Another interesting example of a micro-influencer with an even more specific influence is Jenny Francis. Jenny is a vintage sewing aficionado that started as a blogger but now has brand collaborations with relevant vintage, sewing, or lifestyle companies, such as Hotter Shoes. Jenny serves as an example that whatever specific industry your brand or business is in, the internet is a huge place, and you'll find your micro-influencers!  Instagram is a great place to start to find your micro-influencers, the platform yields high engagement and creative storytelling opportunities, a win-win for brands. You can easily search for hashtags relevant to your brand and see who is posting. Additionally, there are platforms like Hootsuite and others that can monitor hashtag uses. 

There are tons of micro-influencers across all social channels: video makeup vloggers on YouTube, comedians formerly on the Vine now Instagram, ardent novel bloggers on GoodReads, to Facebook video stars. While these social media users may not have as many followers compared to a celebrity like Selena Gomez, they have created their own brands with their own loyal following. With that said influencers like the Blonde Abroad will likely have a going rate for hashtag usage or shout-out posts that smaller companies still may not be able to afford...

Your first designated micro-influencer actually may be a friend right under your nose. Reach out to someone that you know that you think would help positively expose your brand. Much like authors do for the GoodReads platform (the go-to for all book lovers), provide your friend with a free product in exchange for an honest post or review. By going with a friend first, who you're likely friends with on social media, will also give you a clear look at engagement, comments, feedback, likes etc. 

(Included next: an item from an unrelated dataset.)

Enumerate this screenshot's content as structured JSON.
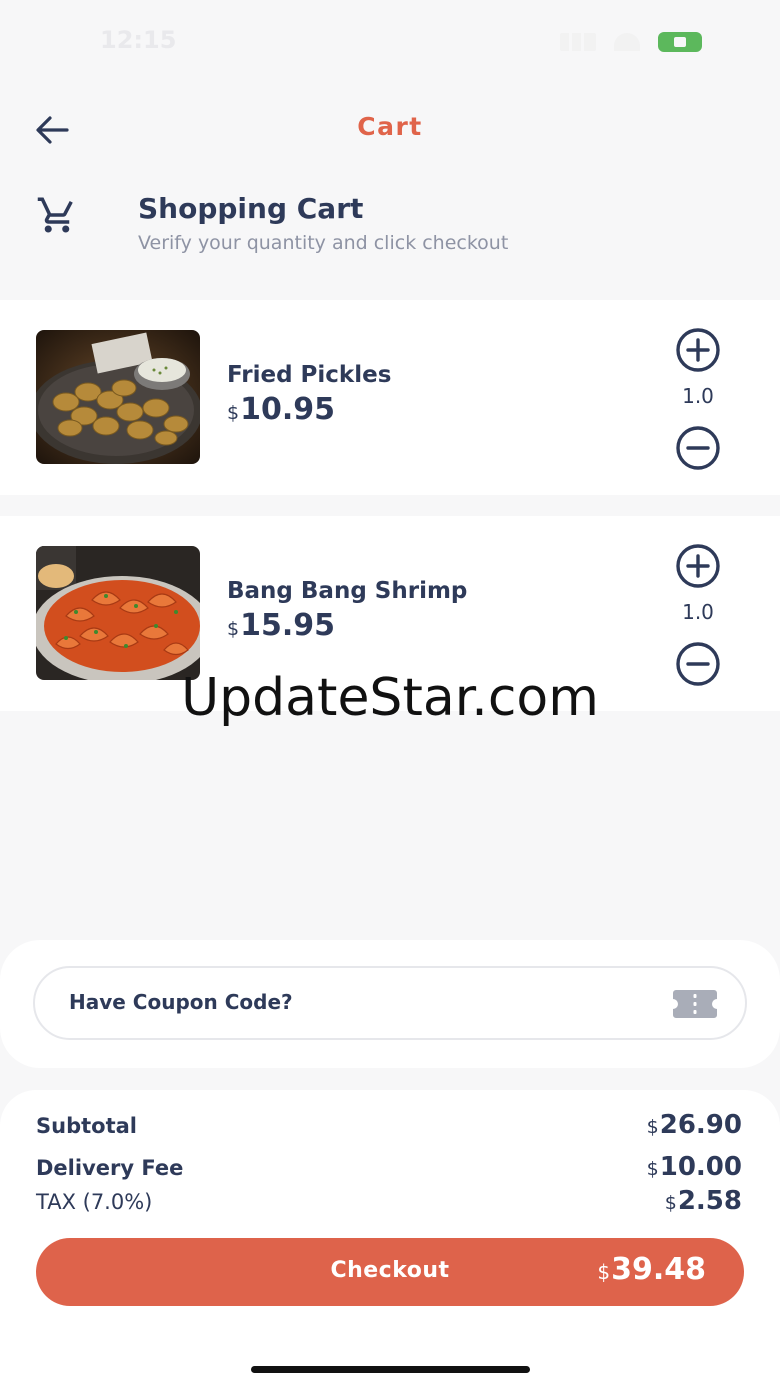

Micro-influencers are bottom-line good for your brand, especially if your business or product is niche. For higher and quality engagement, according to HelloSociety, "[micro-influencers] with 30,000 or fewer followers, are more beneficial for marketers to work with." It looks good, especially on the digital plain, to have proponents of your business beyond channels you control for more authenticity. It's beneficial for sales and brand awareness that business owners identify these micro-influencing brand ambassadors...they're out there!

Morsel Resplendence wants to help business owners with their modern marketing needs. We care about the details and making sure small business owners are set up for success. Contact us today for help with your website, brand strategy, specific campaigns, and more.